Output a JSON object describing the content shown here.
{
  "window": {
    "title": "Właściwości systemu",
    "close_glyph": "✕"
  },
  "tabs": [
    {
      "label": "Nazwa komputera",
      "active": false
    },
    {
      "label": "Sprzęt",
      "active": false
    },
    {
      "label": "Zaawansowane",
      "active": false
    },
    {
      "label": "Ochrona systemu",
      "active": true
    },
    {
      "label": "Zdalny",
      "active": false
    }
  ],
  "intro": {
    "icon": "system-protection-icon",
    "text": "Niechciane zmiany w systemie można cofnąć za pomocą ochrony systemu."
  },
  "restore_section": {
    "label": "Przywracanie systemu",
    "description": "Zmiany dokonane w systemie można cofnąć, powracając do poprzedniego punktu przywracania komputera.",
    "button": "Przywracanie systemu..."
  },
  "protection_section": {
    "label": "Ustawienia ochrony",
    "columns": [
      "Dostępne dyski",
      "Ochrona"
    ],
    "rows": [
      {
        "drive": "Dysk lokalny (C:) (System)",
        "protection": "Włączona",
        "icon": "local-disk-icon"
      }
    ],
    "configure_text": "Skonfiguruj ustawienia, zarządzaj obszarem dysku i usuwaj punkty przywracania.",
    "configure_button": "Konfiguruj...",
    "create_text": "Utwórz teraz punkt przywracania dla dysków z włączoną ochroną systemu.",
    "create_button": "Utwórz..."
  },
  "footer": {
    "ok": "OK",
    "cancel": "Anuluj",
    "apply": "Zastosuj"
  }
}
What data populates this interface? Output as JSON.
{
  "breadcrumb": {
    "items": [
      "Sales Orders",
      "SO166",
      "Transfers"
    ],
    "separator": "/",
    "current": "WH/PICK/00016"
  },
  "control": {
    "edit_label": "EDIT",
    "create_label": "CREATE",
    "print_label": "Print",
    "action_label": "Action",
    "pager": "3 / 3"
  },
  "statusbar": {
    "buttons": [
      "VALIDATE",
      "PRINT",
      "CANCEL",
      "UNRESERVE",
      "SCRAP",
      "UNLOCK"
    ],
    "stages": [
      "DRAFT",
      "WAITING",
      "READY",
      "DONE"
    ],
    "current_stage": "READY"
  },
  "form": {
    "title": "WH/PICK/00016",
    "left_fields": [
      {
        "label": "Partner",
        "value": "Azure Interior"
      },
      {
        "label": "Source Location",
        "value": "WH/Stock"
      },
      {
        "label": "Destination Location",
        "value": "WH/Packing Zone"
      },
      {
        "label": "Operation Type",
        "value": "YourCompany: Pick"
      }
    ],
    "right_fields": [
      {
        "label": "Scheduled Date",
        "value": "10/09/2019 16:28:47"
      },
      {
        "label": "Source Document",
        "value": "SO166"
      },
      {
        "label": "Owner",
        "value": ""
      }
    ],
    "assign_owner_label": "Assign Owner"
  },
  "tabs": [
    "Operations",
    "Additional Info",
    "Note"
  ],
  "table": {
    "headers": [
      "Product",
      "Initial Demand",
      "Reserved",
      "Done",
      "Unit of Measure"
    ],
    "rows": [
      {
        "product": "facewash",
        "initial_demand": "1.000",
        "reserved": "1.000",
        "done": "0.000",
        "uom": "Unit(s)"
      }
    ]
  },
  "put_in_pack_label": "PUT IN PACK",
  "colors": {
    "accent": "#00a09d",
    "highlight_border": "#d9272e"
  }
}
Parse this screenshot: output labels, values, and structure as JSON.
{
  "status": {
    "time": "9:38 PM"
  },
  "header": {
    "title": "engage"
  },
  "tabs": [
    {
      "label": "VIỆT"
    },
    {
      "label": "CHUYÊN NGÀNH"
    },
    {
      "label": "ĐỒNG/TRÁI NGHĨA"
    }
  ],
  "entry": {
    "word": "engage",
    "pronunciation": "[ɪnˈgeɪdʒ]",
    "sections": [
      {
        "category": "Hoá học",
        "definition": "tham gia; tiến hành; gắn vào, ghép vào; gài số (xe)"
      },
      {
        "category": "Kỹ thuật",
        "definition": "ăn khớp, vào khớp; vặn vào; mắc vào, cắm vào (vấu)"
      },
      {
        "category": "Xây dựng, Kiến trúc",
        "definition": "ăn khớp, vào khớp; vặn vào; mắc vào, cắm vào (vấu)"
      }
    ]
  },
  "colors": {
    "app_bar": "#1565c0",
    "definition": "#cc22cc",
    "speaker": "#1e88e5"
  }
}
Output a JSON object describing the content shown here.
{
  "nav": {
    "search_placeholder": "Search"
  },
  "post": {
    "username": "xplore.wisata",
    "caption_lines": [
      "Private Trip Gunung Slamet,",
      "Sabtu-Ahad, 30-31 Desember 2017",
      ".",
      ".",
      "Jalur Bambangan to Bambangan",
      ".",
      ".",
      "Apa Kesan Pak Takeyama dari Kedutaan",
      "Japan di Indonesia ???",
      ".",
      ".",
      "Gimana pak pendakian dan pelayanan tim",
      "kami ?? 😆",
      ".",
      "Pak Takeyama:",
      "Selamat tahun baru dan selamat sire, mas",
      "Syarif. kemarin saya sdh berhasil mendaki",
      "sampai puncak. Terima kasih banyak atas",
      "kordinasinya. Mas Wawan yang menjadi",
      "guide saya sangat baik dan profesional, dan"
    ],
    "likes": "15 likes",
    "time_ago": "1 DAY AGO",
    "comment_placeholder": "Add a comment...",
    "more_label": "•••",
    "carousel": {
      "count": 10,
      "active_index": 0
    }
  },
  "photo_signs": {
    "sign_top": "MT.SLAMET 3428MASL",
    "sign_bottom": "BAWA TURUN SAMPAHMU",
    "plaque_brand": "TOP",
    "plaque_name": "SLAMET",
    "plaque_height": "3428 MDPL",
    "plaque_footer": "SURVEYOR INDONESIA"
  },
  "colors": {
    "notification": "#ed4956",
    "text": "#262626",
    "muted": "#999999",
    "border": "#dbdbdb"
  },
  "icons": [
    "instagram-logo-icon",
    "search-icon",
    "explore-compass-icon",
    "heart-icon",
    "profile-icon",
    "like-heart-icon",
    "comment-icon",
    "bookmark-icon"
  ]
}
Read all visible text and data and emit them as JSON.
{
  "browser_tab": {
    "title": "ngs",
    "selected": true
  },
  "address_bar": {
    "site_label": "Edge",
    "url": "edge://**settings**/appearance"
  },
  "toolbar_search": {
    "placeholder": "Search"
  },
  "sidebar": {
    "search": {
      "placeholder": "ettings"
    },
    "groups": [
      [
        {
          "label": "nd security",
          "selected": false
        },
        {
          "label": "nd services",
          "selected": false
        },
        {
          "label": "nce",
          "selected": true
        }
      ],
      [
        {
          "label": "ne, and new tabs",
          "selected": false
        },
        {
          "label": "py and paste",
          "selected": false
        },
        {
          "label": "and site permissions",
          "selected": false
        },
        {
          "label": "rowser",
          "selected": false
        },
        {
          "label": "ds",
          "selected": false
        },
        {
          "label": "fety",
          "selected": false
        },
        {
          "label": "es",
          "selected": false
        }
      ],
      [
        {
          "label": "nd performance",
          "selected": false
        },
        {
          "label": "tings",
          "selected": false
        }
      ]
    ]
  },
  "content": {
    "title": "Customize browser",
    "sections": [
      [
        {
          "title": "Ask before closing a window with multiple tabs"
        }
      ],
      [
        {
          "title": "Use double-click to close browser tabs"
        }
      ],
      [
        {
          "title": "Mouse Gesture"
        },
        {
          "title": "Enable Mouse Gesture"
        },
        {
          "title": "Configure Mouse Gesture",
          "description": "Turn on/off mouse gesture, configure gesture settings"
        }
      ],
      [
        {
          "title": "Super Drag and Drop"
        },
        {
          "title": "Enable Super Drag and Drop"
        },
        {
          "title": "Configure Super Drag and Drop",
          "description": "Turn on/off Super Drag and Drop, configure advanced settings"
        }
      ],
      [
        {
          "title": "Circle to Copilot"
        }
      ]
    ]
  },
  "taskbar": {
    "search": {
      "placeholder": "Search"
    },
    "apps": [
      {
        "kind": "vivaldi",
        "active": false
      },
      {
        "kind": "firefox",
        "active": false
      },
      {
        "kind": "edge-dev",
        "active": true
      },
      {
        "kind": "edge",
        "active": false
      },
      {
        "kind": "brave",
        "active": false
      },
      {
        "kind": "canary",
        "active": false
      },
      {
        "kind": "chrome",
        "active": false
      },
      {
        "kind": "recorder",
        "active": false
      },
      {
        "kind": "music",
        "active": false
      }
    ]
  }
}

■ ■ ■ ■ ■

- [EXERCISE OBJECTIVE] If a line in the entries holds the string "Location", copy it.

- [EXERCISE RESULT]
        "label": "Source Location",
        "label": "Destination Location",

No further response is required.